From Montgomery, Minnesota, USA:
My daughter was recently diagnosed with type 1 diabetes. She is on Lantus and NovoLog,with her dose based on the number of carbohydrates she is going to eat. They have us spacing injections out right now at three hours apart. We correct the mealtime insulins when too low/high.
My daughter takes her Lantus at 9 p.m. If I give her a carbohydrate snack at 8:00 p.m., should I wait and check her again at 11:00 p.m. and if she is too high give her a corrective dose of NovoLog? Do I have to wait until 11:00 p.m. to check her again or could she just go to bed after the 9:00 p.m. Lantus shot? When do you usually correct a high at bedtime, too? Our doctor told us anything over 150 mg/dl [8.3 mmol/L] for the meal/day time mark, but if it is a little higher at bedtime or should we follow the 150 mg/dl [8.3 mmol/L] ALL the time?
Your questions are great - but really should be directed to your primary diabetes team, as they know your child.
Offhandedly, if your child were very recently diagnosed and is now in the "honeymoon phase" of her diabetes, then you may not need to dose for a routine bedtime snack now. Later, you probably will need to. But, I think that being aggressive with insulin is good!
Perhaps the bedtime snack can be more of a protein snack, which allows the glucose levels to carry over during the night without much extra insulin requirements.
I prefer that the bedtime glucose be over 120 mg/dl [6.7 mmol/L], but some folks like it to be over 150 mg/dl [8.3 mmol/L]. The beauty of the insulin plan you are using is that it is flexible. You may find that the "sensitivity factor" you use for daytime corrections might need to be changed at nighttime or based on activities, etc.
These are matters that you will want to work out with your own pediatric endocrinology/diabetes team.
Last Updated: Tuesday April 06, 2010 15:10:16
This Internet site provides information of a general nature and is designed for educational purposes only.
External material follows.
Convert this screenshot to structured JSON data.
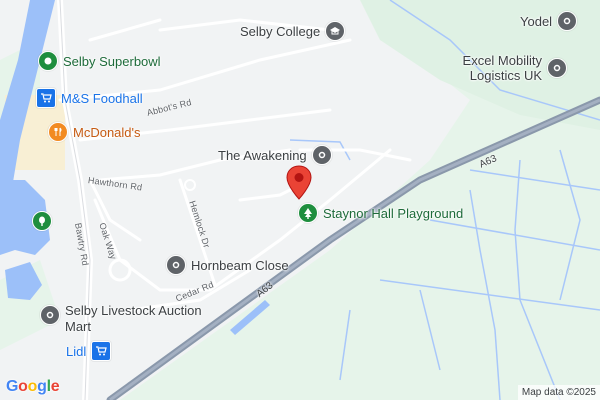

If you have any concerns about your own health or the health of your child, you should always consult with a physician or other health care professional.
This site is published by T-1 Today, Inc. (d/b/a Children with Diabetes), a 501c3 not-for-profit organization, which is responsible for its contents.
© Children with Diabetes, Inc. 1995-2016. Comments and Feedback.